What the task requires | Pictures are to be left out, but please repeat each record exactly.

Extracted entries |
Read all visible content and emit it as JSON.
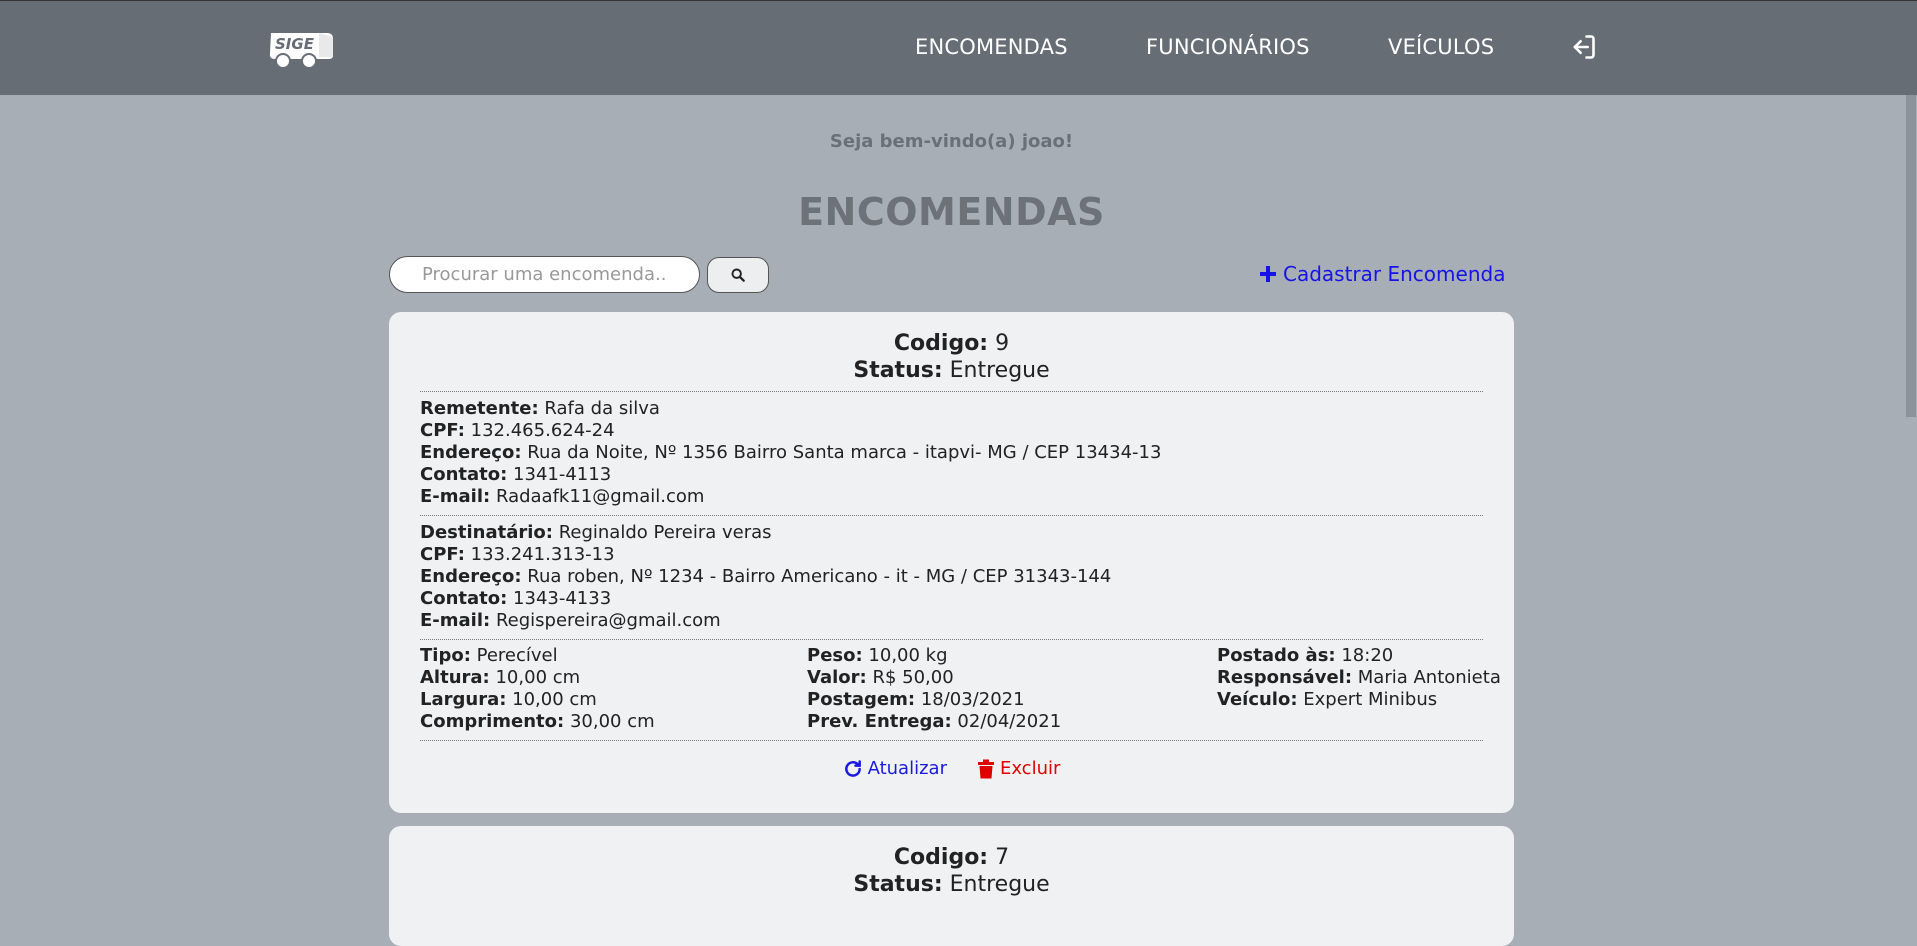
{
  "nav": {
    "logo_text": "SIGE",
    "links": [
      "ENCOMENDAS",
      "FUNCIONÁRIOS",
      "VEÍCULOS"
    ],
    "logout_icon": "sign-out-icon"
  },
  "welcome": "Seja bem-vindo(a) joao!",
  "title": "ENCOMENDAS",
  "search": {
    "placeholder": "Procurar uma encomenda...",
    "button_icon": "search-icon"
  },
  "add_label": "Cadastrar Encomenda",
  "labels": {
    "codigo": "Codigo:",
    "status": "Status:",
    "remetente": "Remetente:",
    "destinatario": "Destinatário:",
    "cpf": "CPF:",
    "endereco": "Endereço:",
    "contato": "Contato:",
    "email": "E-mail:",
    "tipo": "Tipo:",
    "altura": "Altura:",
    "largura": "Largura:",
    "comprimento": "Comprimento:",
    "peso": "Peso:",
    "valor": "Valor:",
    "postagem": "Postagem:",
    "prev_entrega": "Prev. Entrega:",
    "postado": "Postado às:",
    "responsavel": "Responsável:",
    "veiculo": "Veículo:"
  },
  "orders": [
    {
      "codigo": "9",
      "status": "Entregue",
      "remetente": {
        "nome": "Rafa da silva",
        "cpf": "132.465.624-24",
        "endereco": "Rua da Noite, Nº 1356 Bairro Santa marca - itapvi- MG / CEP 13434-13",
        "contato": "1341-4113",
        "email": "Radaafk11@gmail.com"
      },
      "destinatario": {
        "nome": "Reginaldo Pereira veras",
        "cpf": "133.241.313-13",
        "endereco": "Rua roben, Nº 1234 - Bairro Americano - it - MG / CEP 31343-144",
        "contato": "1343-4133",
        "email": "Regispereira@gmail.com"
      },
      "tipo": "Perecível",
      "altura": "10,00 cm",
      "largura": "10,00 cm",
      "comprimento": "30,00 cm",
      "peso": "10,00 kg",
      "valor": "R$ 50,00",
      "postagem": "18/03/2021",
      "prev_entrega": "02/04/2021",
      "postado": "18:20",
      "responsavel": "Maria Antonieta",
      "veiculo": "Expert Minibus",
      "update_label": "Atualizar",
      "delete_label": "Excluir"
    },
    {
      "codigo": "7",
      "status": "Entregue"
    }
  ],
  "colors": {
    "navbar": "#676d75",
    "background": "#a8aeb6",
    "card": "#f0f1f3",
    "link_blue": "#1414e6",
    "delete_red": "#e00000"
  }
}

Written response |
Read all visible content and emit it as JSON.
{
  "nav": {
    "logo_text": "SIGE",
    "links": [
      "ENCOMENDAS",
      "FUNCIONÁRIOS",
      "VEÍCULOS"
    ],
    "logout_icon": "sign-out-icon"
  },
  "welcome": "Seja bem-vindo(a) joao!",
  "title": "ENCOMENDAS",
  "search": {
    "placeholder": "Procurar uma encomenda...",
    "button_icon": "search-icon"
  },
  "add_label": "Cadastrar Encomenda",
  "labels": {
    "codigo": "Codigo:",
    "status": "Status:",
    "remetente": "Remetente:",
    "destinatario": "Destinatário:",
    "cpf": "CPF:",
    "endereco": "Endereço:",
    "contato": "Contato:",
    "email": "E-mail:",
    "tipo": "Tipo:",
    "altura": "Altura:",
    "largura": "Largura:",
    "comprimento": "Comprimento:",
    "peso": "Peso:",
    "valor": "Valor:",
    "postagem": "Postagem:",
    "prev_entrega": "Prev. Entrega:",
    "postado": "Postado às:",
    "responsavel": "Responsável:",
    "veiculo": "Veículo:"
  },
  "orders": [
    {
      "codigo": "9",
      "status": "Entregue",
      "remetente": {
        "nome": "Rafa da silva",
        "cpf": "132.465.624-24",
        "endereco": "Rua da Noite, Nº 1356 Bairro Santa marca - itapvi- MG / CEP 13434-13",
        "contato": "1341-4113",
        "email": "Radaafk11@gmail.com"
      },
      "destinatario": {
        "nome": "Reginaldo Pereira veras",
        "cpf": "133.241.313-13",
        "endereco": "Rua roben, Nº 1234 - Bairro Americano - it - MG / CEP 31343-144",
        "contato": "1343-4133",
        "email": "Regispereira@gmail.com"
      },
      "tipo": "Perecível",
      "altura": "10,00 cm",
      "largura": "10,00 cm",
      "comprimento": "30,00 cm",
      "peso": "10,00 kg",
      "valor": "R$ 50,00",
      "postagem": "18/03/2021",
      "prev_entrega": "02/04/2021",
      "postado": "18:20",
      "responsavel": "Maria Antonieta",
      "veiculo": "Expert Minibus",
      "update_label": "Atualizar",
      "delete_label": "Excluir"
    },
    {
      "codigo": "7",
      "status": "Entregue"
    }
  ],
  "colors": {
    "navbar": "#676d75",
    "background": "#a8aeb6",
    "card": "#f0f1f3",
    "link_blue": "#1414e6",
    "delete_red": "#e00000"
  }
}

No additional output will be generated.